Very cheap Has been integrated in Paparazzi by ZHAW, Winterthur, Switzerland.

  • A magnetometer has been integrated in the software to compensate drift in yaw.
  • GPS from the Tiny is passed over I2C to the AHRS on the IMU

More infos here.


Vector-Nav VN-100

Vector-Nav VN-100

Official website

More infos soon.


MicroStrain 3DM-GX2

MicroStrain 3DM-GX2

Official website

More info soon.


Xsens MTi and MTi-G (with GPS)

Xsens MTi
Xsens MTi-G (with GPS)

Official website MTi

Official website MTi-G

More info soon.


The Very Short Essential Introduction To Inertial Attitude Estimation

The only physical entity related to attitude (pitch and roll) is the earth gravity vector (unless you use a multi-antenna phase-measuring GPS... $$$$). Unfortunately, the sensors that measure gravity (=accelerometers) also measure so-called kinematic accelerations or in other words: changes in speed: like centrifugal forces, Coriolis forces, linear accelerations etc... The sum of all these litteraly is "what you feel" and is called "specific force".

so

 accelerometer_value (specific force) = earth_gravity + change in velocity (linear accelerations) + velocity times turn rate (centrifugal etc)

or

 A = B + C + D  

You measure A and want to know B. What all "gyroscopes and accelerometer only" AHRS projects are doing in some way or another is to neglect the last 2 (C and D). In many situations this is not bad: for instance: when testing the AHRS attached to your computer: it can not accelerate for a very long time (at most a few meters: so if you accerate to the left, then you need to accelerate to the right directly after so the average is zero) and can not rotate to much either (or your cable gets strangled). This is why all AHRS videos on youtube look perfect. And on the desk they are perfect: you neglected 2 terms in the equation that in that situation are perfectly neglect-able. Also with a quadrotor that hovers and keeps its nose in the same direction all the time, these neglected terms are small.
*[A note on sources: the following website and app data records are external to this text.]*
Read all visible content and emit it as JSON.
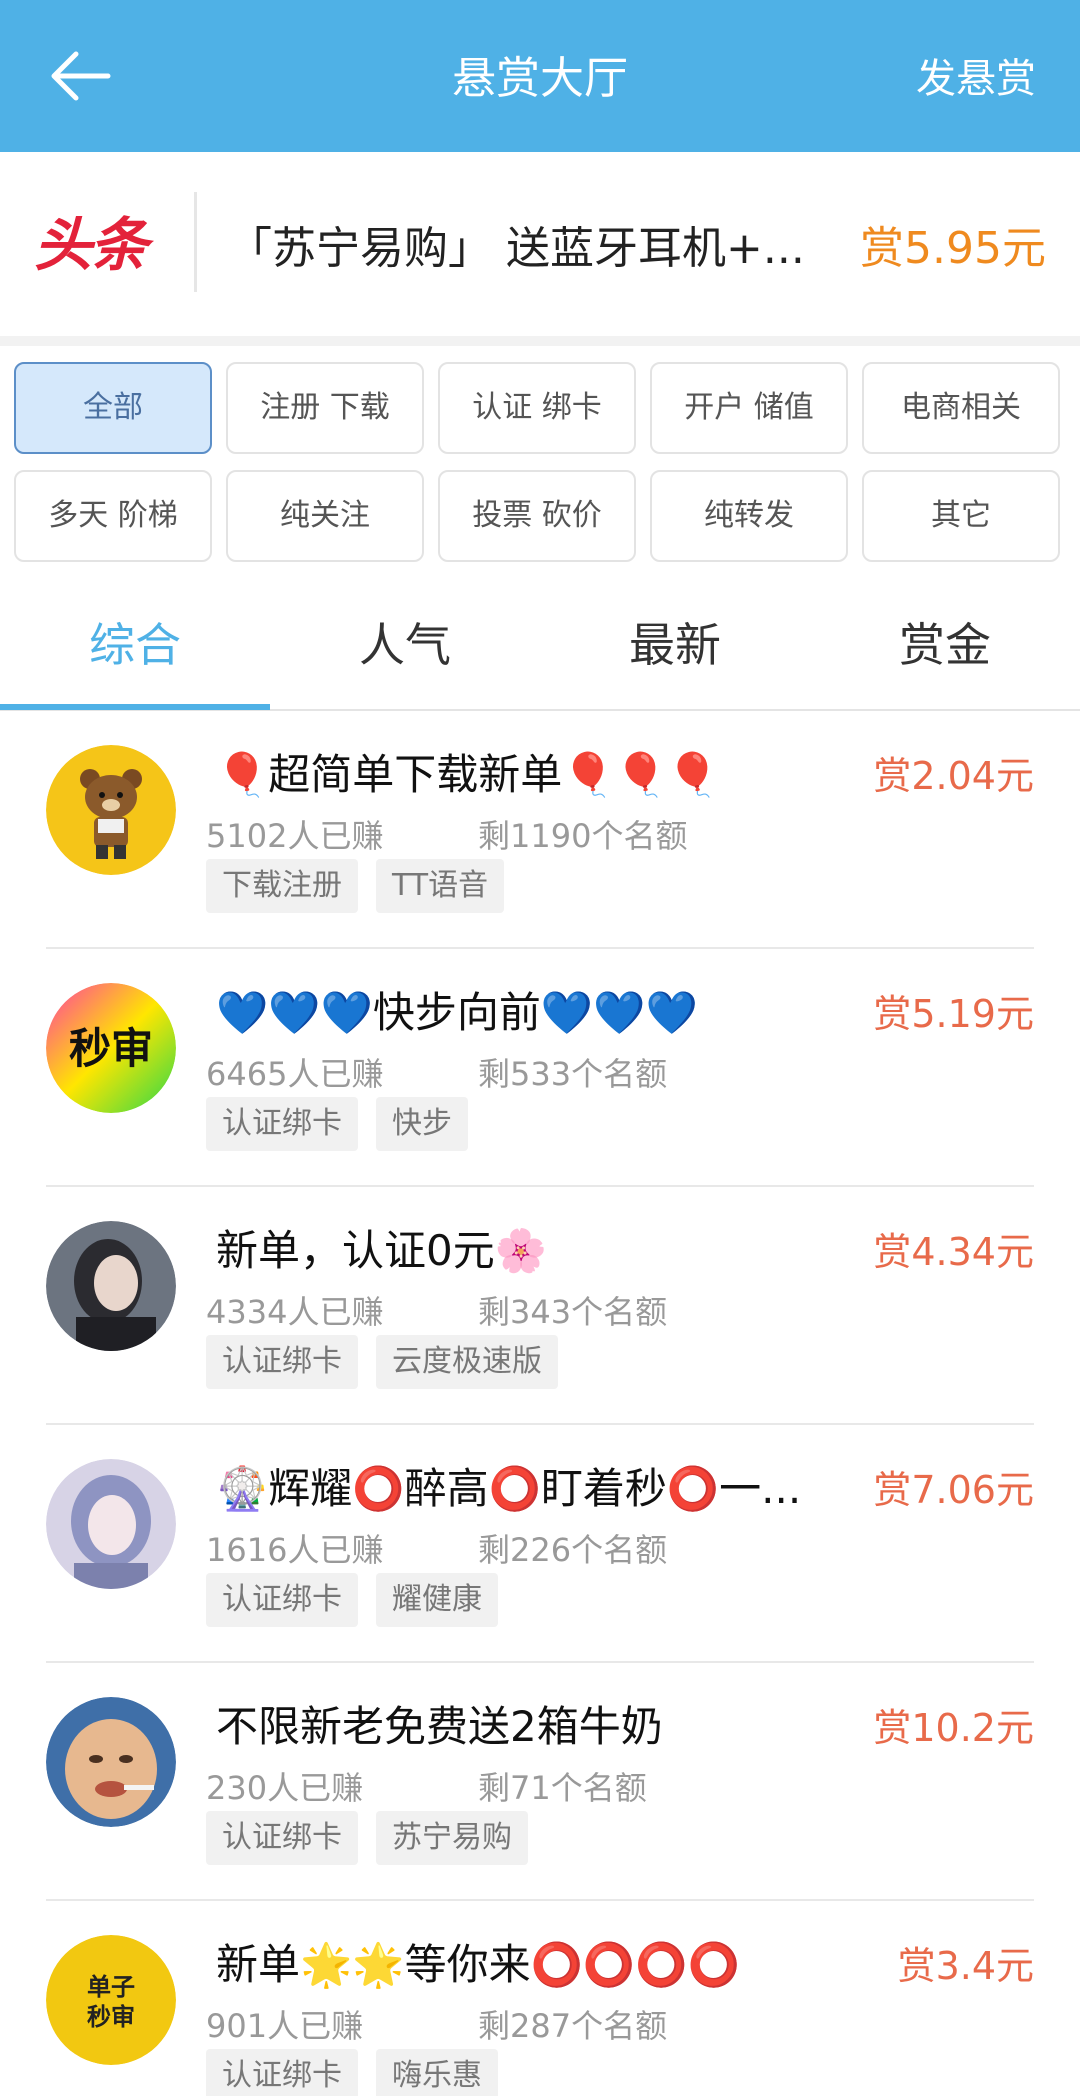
{
  "header": {
    "title": "悬赏大厅",
    "post_label": "发悬赏"
  },
  "headline": {
    "logo": "头条",
    "text": "「苏宁易购」 送蓝牙耳机+...",
    "reward": "赏5.95元"
  },
  "categories": [
    "全部",
    "注册 下载",
    "认证 绑卡",
    "开户 储值",
    "电商相关",
    "多天 阶梯",
    "纯关注",
    "投票 砍价",
    "纯转发",
    "其它"
  ],
  "tabs": [
    "综合",
    "人气",
    "最新",
    "赏金"
  ],
  "tasks": [
    {
      "title": "🎈超简单下载新单🎈🎈🎈",
      "reward": "赏2.04元",
      "earned": "5102人已赚",
      "remaining": "剩1190个名额",
      "tags": [
        "下载注册",
        "TT语音"
      ],
      "avatar": "bear"
    },
    {
      "title": "💙💙💙快步向前💙💙💙",
      "reward": "赏5.19元",
      "earned": "6465人已赚",
      "remaining": "剩533个名额",
      "tags": [
        "认证绑卡",
        "快步"
      ],
      "avatar": "秒审"
    },
    {
      "title": "新单，认证0元🌸",
      "reward": "赏4.34元",
      "earned": "4334人已赚",
      "remaining": "剩343个名额",
      "tags": [
        "认证绑卡",
        "云度极速版"
      ],
      "avatar": "girl1"
    },
    {
      "title": "🎡辉耀⭕醉高⭕盯着秒⭕一...",
      "reward": "赏7.06元",
      "earned": "1616人已赚",
      "remaining": "剩226个名额",
      "tags": [
        "认证绑卡",
        "耀健康"
      ],
      "avatar": "girl2"
    },
    {
      "title": "不限新老免费送2箱牛奶",
      "reward": "赏10.2元",
      "earned": "230人已赚",
      "remaining": "剩71个名额",
      "tags": [
        "认证绑卡",
        "苏宁易购"
      ],
      "avatar": "baby"
    },
    {
      "title": "新单🌟🌟等你来⭕⭕⭕⭕",
      "reward": "赏3.4元",
      "earned": "901人已赚",
      "remaining": "剩287个名额",
      "tags": [
        "认证绑卡",
        "嗨乐惠"
      ],
      "avatar": "单子秒审"
    }
  ]
}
Now what about the gyroscopes you might ask. I deliberately keep them only second as gyroscopes (turn rate or rotation speed sensors) do NOT give you attitude but ONLY HELP TO SOLVE SHORT TERM errors in the previous part. If gyroscopes would measure turn-rate perfectly, then they would help more but all MEMS/PIEZZO sensors are more or less sensitive to 1) temperature, 2) turnrate, 3) vibrations, 4) accelerations, 5) radiation, 6) power supply quality 7) non-linearity 8) ADC-quality 9) dynamic range and saturation problems, ... so if you integrate gyroscopes, sooner or later errors build up (drift). I put this list here so you know what to pay attention for: if using gyroscopes: always try to keep the temperature as constant as possible or let the temperature settle, reduce vibrations (dampers), use better ADC (e.g. 10bit ADC with +/- 1200 deg/sec gyros have a resolution of 2.4 degrees/s per ADC tick, so your phi/theta might drift 1.2deg/sec without noticing) and power supply filtering and shielding etc to start with. All of these define for how long (seconds!/minutes?) gyroscope integration is useful.
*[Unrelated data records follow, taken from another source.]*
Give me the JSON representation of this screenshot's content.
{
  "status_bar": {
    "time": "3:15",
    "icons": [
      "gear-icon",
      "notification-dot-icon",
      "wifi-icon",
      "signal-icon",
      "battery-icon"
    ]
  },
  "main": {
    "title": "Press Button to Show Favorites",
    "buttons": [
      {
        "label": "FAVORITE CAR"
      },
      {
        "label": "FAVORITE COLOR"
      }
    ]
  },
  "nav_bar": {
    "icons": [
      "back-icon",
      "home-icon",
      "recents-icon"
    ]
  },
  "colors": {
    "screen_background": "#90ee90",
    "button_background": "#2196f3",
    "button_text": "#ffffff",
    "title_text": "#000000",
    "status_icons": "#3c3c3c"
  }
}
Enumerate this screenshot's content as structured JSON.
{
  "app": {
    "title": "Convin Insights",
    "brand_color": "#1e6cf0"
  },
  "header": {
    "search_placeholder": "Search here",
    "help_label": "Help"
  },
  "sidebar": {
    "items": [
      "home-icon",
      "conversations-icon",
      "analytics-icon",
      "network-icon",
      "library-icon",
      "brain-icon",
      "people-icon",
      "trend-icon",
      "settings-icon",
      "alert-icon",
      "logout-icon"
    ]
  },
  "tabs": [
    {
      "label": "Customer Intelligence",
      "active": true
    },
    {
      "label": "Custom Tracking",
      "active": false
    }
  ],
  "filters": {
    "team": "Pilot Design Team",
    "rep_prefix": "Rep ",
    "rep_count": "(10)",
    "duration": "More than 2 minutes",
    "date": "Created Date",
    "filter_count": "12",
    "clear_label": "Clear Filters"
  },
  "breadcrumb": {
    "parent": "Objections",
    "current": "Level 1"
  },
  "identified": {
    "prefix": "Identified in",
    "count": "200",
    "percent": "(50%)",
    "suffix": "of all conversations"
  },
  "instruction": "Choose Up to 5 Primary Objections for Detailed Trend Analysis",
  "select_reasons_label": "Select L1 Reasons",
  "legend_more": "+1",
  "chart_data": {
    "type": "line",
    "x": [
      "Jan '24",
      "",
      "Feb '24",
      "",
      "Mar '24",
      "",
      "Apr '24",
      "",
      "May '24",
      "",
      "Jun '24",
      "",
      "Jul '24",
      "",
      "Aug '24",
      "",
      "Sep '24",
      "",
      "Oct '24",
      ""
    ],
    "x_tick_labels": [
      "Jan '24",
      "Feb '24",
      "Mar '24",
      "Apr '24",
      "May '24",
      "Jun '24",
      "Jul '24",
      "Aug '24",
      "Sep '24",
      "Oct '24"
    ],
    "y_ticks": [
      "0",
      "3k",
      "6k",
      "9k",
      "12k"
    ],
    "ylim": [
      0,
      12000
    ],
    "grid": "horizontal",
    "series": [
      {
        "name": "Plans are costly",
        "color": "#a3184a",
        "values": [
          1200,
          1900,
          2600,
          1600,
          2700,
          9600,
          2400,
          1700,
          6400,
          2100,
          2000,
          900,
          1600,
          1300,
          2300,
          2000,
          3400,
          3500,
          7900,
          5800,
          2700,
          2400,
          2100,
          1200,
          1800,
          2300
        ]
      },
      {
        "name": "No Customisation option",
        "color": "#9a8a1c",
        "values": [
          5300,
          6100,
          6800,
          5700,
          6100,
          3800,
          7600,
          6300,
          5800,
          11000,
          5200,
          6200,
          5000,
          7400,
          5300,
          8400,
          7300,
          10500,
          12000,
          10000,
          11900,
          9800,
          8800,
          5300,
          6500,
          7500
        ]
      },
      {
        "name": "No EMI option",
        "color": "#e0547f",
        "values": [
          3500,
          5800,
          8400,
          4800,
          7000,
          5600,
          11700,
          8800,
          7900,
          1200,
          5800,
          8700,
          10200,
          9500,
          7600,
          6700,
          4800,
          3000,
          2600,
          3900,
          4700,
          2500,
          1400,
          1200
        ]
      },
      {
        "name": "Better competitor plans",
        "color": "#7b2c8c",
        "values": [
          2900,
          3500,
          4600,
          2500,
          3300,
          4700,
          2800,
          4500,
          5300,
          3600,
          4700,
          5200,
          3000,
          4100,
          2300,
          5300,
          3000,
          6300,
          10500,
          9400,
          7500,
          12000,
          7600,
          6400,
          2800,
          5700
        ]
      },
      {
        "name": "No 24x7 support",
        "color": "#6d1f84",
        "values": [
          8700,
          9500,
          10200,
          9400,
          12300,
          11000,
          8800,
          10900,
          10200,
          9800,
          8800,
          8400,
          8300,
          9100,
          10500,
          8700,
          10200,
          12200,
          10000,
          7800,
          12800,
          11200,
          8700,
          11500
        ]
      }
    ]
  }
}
If you convert the accelerometer directly to attitude and plot it, it will vibrate a lot and will show errors when you accelerate the AHRS on your desk. During a coordinated turn of a fixedwing plane, the force you feel is perpendicular to the plane (not pointing to earth). The accelerometer only clearly is insufficient to know your attitude. One solution is to use gyroscopes that are so good that you can predict for many minutes (then the average acceleration during several turns would still point to earth). But if your gyros can only help for shorter terms (like all MEMS sensors of less than 500euro/each) then extra information is required. E.g: if you add GPS data or airspeed data however, from the flightpath you can quite accurately reconstruct the missing C and D terms. Together with the accelerometer you can know "where the earth is" even when you keep accelerating and turning. Here questions like latency, update rate, noisy derivatives (linear acceleration) are of importance.
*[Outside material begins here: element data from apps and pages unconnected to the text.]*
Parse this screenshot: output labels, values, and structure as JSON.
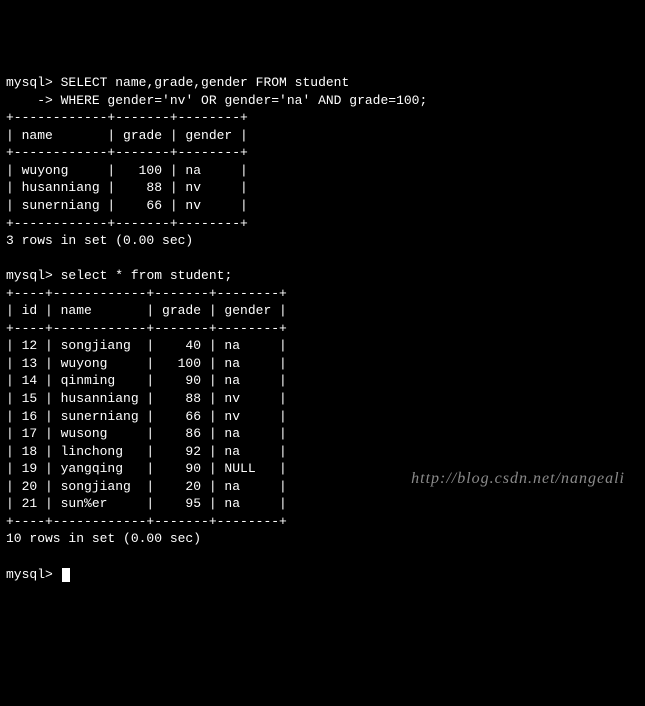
{
  "query1": {
    "prompt": "mysql>",
    "continuation": "    ->",
    "line1": "SELECT name,grade,gender FROM student",
    "line2": "WHERE gender='nv' OR gender='na' AND grade=100;",
    "border_top": "+------------+-------+--------+",
    "header_row": "| name       | grade | gender |",
    "border_mid": "+------------+-------+--------+",
    "rows": [
      "| wuyong     |   100 | na     |",
      "| husanniang |    88 | nv     |",
      "| sunerniang |    66 | nv     |"
    ],
    "border_bot": "+------------+-------+--------+",
    "status": "3 rows in set (0.00 sec)"
  },
  "query2": {
    "prompt": "mysql>",
    "line1": "select * from student;",
    "border_top": "+----+------------+-------+--------+",
    "header_row": "| id | name       | grade | gender |",
    "border_mid": "+----+------------+-------+--------+",
    "rows": [
      "| 12 | songjiang  |    40 | na     |",
      "| 13 | wuyong     |   100 | na     |",
      "| 14 | qinming    |    90 | na     |",
      "| 15 | husanniang |    88 | nv     |",
      "| 16 | sunerniang |    66 | nv     |",
      "| 17 | wusong     |    86 | na     |",
      "| 18 | linchong   |    92 | na     |",
      "| 19 | yangqing   |    90 | NULL   |",
      "| 20 | songjiang  |    20 | na     |",
      "| 21 | sun%er     |    95 | na     |"
    ],
    "border_bot": "+----+------------+-------+--------+",
    "status": "10 rows in set (0.00 sec)"
  },
  "final_prompt": "mysql>",
  "watermark": "http://blog.csdn.net/nangeali",
  "chart_data": {
    "type": "table",
    "tables": [
      {
        "title": "Result of SELECT name,grade,gender FROM student WHERE gender='nv' OR gender='na' AND grade=100",
        "columns": [
          "name",
          "grade",
          "gender"
        ],
        "rows": [
          [
            "wuyong",
            100,
            "na"
          ],
          [
            "husanniang",
            88,
            "nv"
          ],
          [
            "sunerniang",
            66,
            "nv"
          ]
        ],
        "row_count": 3,
        "elapsed_sec": 0.0
      },
      {
        "title": "Result of select * from student",
        "columns": [
          "id",
          "name",
          "grade",
          "gender"
        ],
        "rows": [
          [
            12,
            "songjiang",
            40,
            "na"
          ],
          [
            13,
            "wuyong",
            100,
            "na"
          ],
          [
            14,
            "qinming",
            90,
            "na"
          ],
          [
            15,
            "husanniang",
            88,
            "nv"
          ],
          [
            16,
            "sunerniang",
            66,
            "nv"
          ],
          [
            17,
            "wusong",
            86,
            "na"
          ],
          [
            18,
            "linchong",
            92,
            "na"
          ],
          [
            19,
            "yangqing",
            90,
            null
          ],
          [
            20,
            "songjiang",
            20,
            "na"
          ],
          [
            21,
            "sun%er",
            95,
            "na"
          ]
        ],
        "row_count": 10,
        "elapsed_sec": 0.0
      }
    ]
  }
}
Finally there is the heading... GPS ground-track is not the same as nose direction. Gyroscopes measure how much the nose has been turning, so using GPS to correct it induces errors that increase with corsswind. Magnetometers can help here, and become necessary whenever you do not move enough anymore (hovering).